"I don't think it's any big secret that credit unions face a number of different financial issues and, as a result, we have been fielding more inquiries from credit unions who want to talk about selling their portfolios," said Willie Koo, CEO of Asset Exchange, a credit union card consultancy and brokerage owned by Fidelity National Information Services. "But we also have to tell them that now is not the best time to sell their portfolios. And we have seen a number of attempted sales fail to close."
One recent example of a sale nudged along by the bottom line came to light last week when the $1.8 billion Kern Schools Federal Credit Union revealed it sold its nearly $102 million card portfolio to FIA Card Services, a subsidiary of Bank of America. The credit union did not issue a press release announcing the February sale, and neither the credit union nor the firm that allegedly brokered the deal, Kessler Financial Services, have responded to calls requesting comment.
The terms of the sale and whether or not Bank of America offered any premium for the portfolio were not disclosed. The credit union expects to convert by September its roughly 38,000 accounts to a Bank of America-issued card that will carry the credit union's name and logo, according to an article in a local media outlet, The Bakersfield Californian.
The paper reported as well that the credit union's members will move from fixed-rate to variable-rate cards because of the deal.

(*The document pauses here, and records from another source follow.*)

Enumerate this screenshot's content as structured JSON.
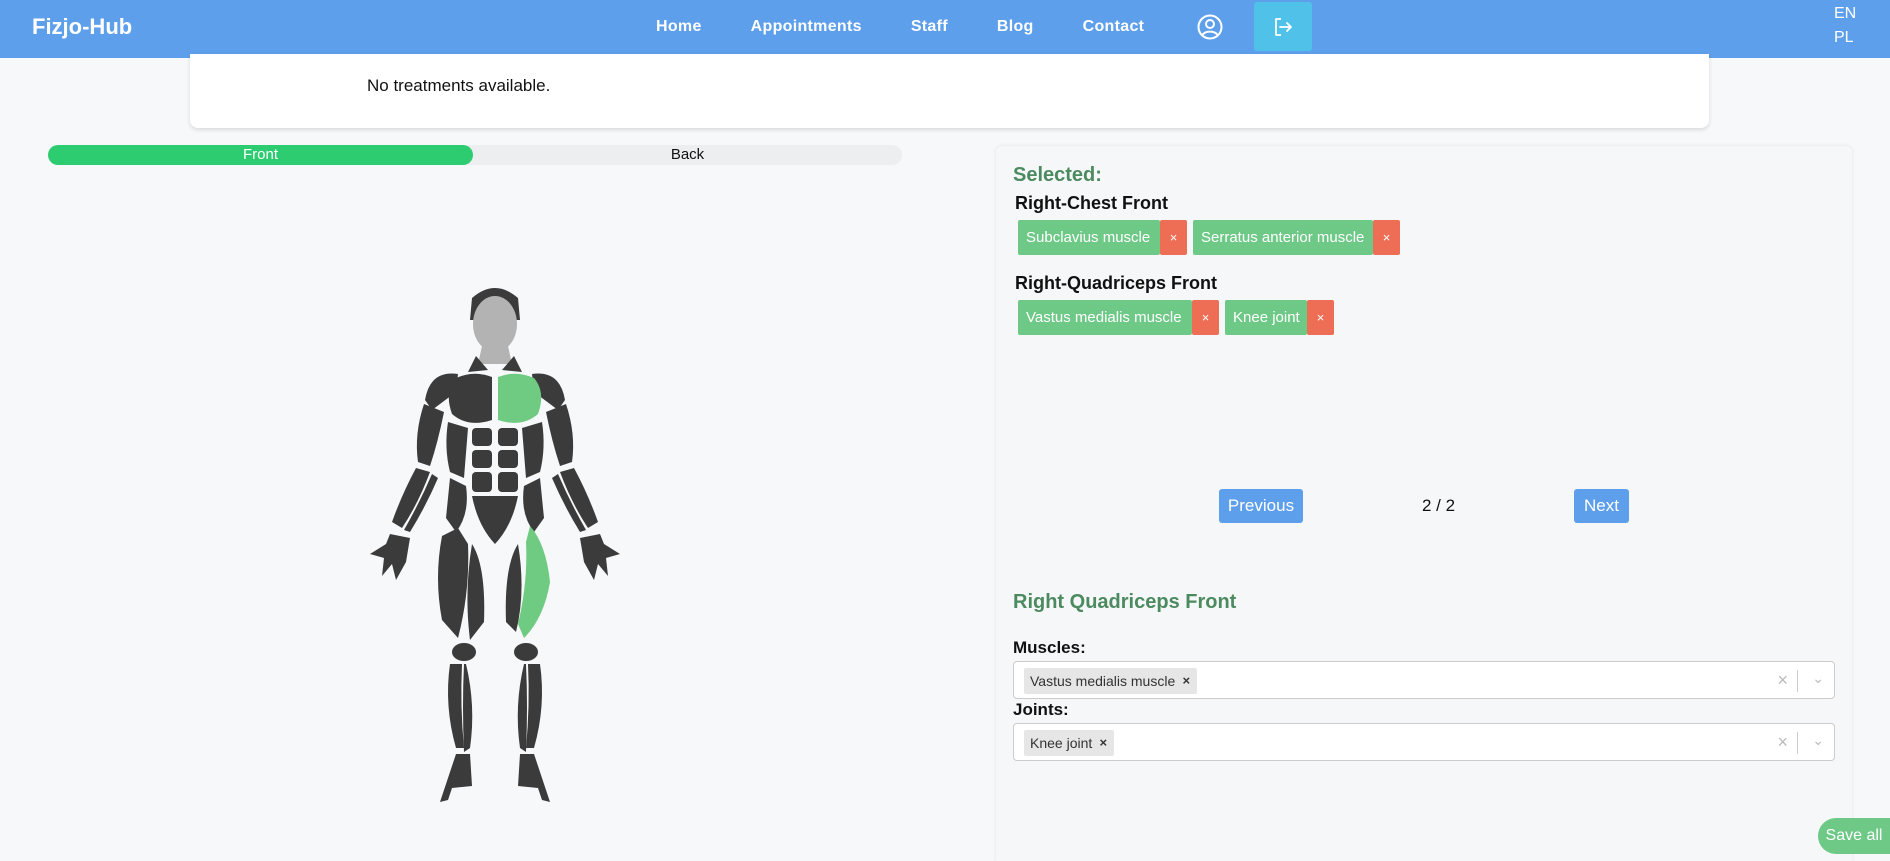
{
  "brand": "Fizjo-Hub",
  "nav": [
    "Home",
    "Appointments",
    "Staff",
    "Blog",
    "Contact"
  ],
  "icons": {
    "profile": "user-circle-icon",
    "logout": "logout-icon"
  },
  "languages": [
    "EN",
    "PL"
  ],
  "treatments_message": "No treatments available.",
  "view_toggle": {
    "front": "Front",
    "back": "Back",
    "active": "Front"
  },
  "selected": {
    "title": "Selected:",
    "groups": [
      {
        "name": "Right-Chest Front",
        "items": [
          "Subclavius muscle",
          "Serratus anterior muscle"
        ]
      },
      {
        "name": "Right-Quadriceps Front",
        "items": [
          "Vastus medialis muscle",
          "Knee joint"
        ]
      }
    ],
    "remove_symbol": "×"
  },
  "pagination": {
    "previous": "Previous",
    "info": "2 / 2",
    "next": "Next"
  },
  "detail": {
    "title": "Right Quadriceps Front",
    "muscles_label": "Muscles:",
    "muscles_value": "Vastus medialis muscle",
    "joints_label": "Joints:",
    "joints_value": "Knee joint"
  },
  "save_label": "Save all",
  "colors": {
    "navbar": "#5e9fec",
    "logout_button": "#50c1e9",
    "toggle_active": "#2ecc71",
    "tag": "#6ec987",
    "tag_remove": "#ee6e55",
    "heading_green": "#4c8a5f",
    "highlight": "#6fcb82",
    "muscle": "#3b3b3b"
  }
}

According to the CU's disclosures, Kern members will face a default annual percentage rate of 19.99% if the cardholders' payments arrives after 5:00 P.M. on the day it is due or if they go over limit on their cards more than twice in a 12-month period. The CU did not comment on whether this was a change from its previous policy.
In addition, according to the disclosures regarding Kern Schools online credit card application, late fees will be $15 for balances of between zero and $100, $29 for balances between $101 and $250 and $39 for balances over $250. FIA also charges $39 for card balances exceeding the credit limit.
When contacted about the purchase, a spokesman for Bank of America said the bank focused on creating smooth transition for the Kern Schools members and offering them a competitive credit card product.
Asset Exchange CEO Koo concluded that many of the credit unions looking at selling their card portfolios were doing so because of financial pressures and would not have been considering a sale otherwise, and he noted that relatively few are going through with the sales for a couple of reasons.
First, compared to two or three years ago, the premiums for credit union card portfolios have dropped sharply, according to Koo and other CU card brokers. Second, credit card portfolio buyers have become a lot pickier about the cards they purchase and a credit union selling its card portfolio could find itself holding a significant number of its most troubled accounts. Third, Koo reported, buyers have been doing a lot more due diligence about their credit union partners.
"If you are a card portfolio buyer who is interested in it, not just as an asset but as something which you are going to grow over time, you are very interested in whether or not the credit union is going to be around," Koo noted. "Not just whether it's a candidate for regulatory action but whether it might be a merger candidate, too."
Koo said that Asset Exchange had seen several deals fail to close relatively late in the process after the buyers walked away out of concern that the credit unions might not be around as an independent entity for the next five years.
Robert Hackney, president of Card Services for Credit Unions, said that he has been hearing a lot more about money from some of his member credit unions as well.
"I have heard from several that the money is a lot more important now than it has been before," Hackney said. "It's all about the money."
According to Kern's 5300 call report from December of last year, the last quarter it owned the card portfolio, it had more than 38,000 cards worth almost $102 million in outstanding balances with an overall delinquency rate of 2.25%. But the credit union's June 2009 data also showed Kern Schools running in the red by more than $30 million for the year, including the NCUSIF stabilization expenses.
Hackney argued that even during these hard economic times, credit cards on average remained the best performing asset for card-issuing credit unions. The credit unions selling now were selling a long-term asset to deal with an immediate crisis, as well as an asset their members depended upon.
Hackney pointed out that, if anything, a credit card could be more important to a credit union's members in the current economy than other times. "If a credit union sells its portfolio to a bank that saddles its card-holding members with onerous fees or cuts their credit lines without warning, they're going to remember that."